"Why can't we take out these bastards?": Why the media's apocalyptic Paris response should be making you very nervous

Following the horrific events in Paris, establishment press figures have been united in one thing: A call for war

Published November 16, 2015 10:17PM (EST)

  (Fox News/Screen Montage by Salon)
(Fox News/Screen Montage by Salon)

"Why can't we take out these bastards?" CNN's Jim Acosta asked President Obama at a press conference on Monday.

Acosta's language may have been rougher than some might have used, but he was speaking for a press corps whose thirst for an apocalyptic confrontation with ISIS has been let loose by last Friday's attacks in Paris.

Ever since that terrible day, much of the establishment media has eagerly reverted to its default position when it comes to foreign policy: the more hawkish, the better.

The Sunday shows were dominated by such talk. NYPD commissioner Bill Bratton turned up on both CBS and ABC's Sundayshows, warning darkly that if spy agencies couldn't monitor cell phone communications, ISIS might be able to attack New York more easily. Unsurprisingly, he was met with little skepticism. ABC viewers were then treated to the sight of Bill Kristol, a pundit who  would invade his local grocery store if he had a problem with it, calling for 50,000 American troops to combat ISIS.

On Monday morning, subscribers to Politico's highly influential Playbook newsletter were greeted with Mike Allen's pronouncement that the best person to listen to about Paris was former deputy CIA chief Mike Morell, now on the CBS payroll. If they turned on Allen's favorite show, MSNBC's "Morning Joe," they could have seen Joe Scarborough ask James Stavridis, the former Supreme Allied Commander of NATO, if NATO should go to war with ISIS. Surprise! Stavridis thought that was a great idea.

It's not just American media, either. British viewers watching Sky News on Sunday were treated to one of the more blatantly warmongering interviews you are likely to find anywhere, as anchor Dermot Murnaghan demanded that Diane Abbott, a left-wing member of the opposition Labour party, sign up to British bombing in Syria. "Even if it's just a gesture, why not join?" he asked—a stunningly casual way to discuss deadly military action—adding later that any strategy to combat ISIS should involve "trying to kill as many of them as you possibly can."

Listen to the language being used here. "Kill as many of them as you possibly can." "Take out these bastards." This is the hyper-macho language of some two-bit action movie, not a foreign policy strategy. It's also evidence of the way that a supposedly "objective" press can reinforce one very narrow view of the world through its own ideological insularity.
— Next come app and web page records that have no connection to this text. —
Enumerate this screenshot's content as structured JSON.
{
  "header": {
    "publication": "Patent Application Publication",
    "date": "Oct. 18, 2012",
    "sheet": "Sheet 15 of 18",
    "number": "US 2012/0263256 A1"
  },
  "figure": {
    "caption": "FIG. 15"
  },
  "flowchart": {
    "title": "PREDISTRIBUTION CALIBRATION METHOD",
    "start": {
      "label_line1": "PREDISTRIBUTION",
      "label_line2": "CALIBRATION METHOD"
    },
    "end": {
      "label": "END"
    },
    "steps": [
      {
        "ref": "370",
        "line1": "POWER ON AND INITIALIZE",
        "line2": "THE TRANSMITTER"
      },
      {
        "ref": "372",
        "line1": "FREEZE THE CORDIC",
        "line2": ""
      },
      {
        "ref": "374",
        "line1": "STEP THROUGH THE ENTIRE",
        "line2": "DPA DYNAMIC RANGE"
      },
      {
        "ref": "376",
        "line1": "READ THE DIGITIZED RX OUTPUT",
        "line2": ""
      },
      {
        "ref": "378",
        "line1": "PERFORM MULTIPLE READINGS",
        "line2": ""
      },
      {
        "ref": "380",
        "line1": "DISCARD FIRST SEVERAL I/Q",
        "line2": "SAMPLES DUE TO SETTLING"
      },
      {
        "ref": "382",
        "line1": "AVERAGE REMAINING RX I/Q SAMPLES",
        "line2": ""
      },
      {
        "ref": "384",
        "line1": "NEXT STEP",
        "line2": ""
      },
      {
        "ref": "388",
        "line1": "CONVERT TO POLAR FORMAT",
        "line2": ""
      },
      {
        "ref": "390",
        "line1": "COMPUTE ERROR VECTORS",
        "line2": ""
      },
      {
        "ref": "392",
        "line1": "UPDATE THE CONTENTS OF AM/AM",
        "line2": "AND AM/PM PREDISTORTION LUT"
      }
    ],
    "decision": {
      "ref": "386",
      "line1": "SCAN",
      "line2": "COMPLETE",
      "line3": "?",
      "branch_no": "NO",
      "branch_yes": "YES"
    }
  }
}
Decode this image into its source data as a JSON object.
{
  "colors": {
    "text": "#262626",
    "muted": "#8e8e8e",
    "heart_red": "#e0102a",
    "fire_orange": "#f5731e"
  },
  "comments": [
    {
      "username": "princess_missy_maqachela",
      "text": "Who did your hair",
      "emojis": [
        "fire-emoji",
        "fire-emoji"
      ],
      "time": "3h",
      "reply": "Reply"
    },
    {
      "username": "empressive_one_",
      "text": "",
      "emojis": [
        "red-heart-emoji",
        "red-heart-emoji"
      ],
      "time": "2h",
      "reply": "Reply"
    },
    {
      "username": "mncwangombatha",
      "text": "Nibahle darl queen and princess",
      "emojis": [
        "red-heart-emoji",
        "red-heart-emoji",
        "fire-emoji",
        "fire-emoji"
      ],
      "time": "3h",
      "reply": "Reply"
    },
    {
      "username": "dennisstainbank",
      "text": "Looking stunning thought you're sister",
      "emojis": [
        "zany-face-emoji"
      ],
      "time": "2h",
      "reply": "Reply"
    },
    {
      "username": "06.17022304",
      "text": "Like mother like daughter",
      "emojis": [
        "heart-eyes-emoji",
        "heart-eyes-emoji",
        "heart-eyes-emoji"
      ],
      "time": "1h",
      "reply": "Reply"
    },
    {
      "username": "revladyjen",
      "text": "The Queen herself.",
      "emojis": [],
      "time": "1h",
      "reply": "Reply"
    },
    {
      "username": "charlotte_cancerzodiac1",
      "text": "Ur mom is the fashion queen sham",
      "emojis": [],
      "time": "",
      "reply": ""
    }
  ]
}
It has been said many times before, but it's worth saying again: what do these people think has been going on all this time? Despite the current narrative that paints Obama as some pacifist hippie, the US is currently conducting military operations in Iraq, Afghanistan, Syria, Libya, Yemen, Pakistan, Somalia and god knows where else. We have been in Afghanistan for 14 years. We have been in Iraq for 12 years. What has any of this gotten us? For one, it got us ISIS. It should hardly be controversial to say that the rise of ISIS is directly connected to the American-led destabilization of the Middle East. It didn't even exist a few years ago. Does Jim Acosta seriously believe that more of the same would stamp it out?

It now appears that the overwhelming majority of the people involved in the Paris attacks were Europeans, people whose relative luxury and safety in the world were nevertheless overwhelmed by intellectual and ideological forces whose complexity far outmatches the force of any weapon. Does Bill Kristol think we should pulverize Belgium back to the Stone Age?

It takes ideas and emotions of immense and terrible power to convince someone that they should murder people in a concert hall one by one, or blow themselves up outside a stadium. How many bombs, how many guns, how many troops, how many Orwellian tactics do the hawks now crying out for "something to be done" think will be useful in fighting that ideology, when decades of war has helped to fuel it?

It is a real tragedy that, rather than attempt to grapple with any of this, so many in the elite media beat the same drums we always seem to hear at times of crisis. We are in desperate need of new ways to think about this fragile world of ours. Instead, we get "take out these bastards." Some things never change.

By Jack Mirkinson

Jack Mirkinson is a writer living in New York. Follow him on Twitter at @jackmirkinson.

MORE FROM Jack Mirkinson

Related Topics ------------------------------------------

Cnn Foreign Policy Isis Media Criticism Paris Attacks Syria Terrorism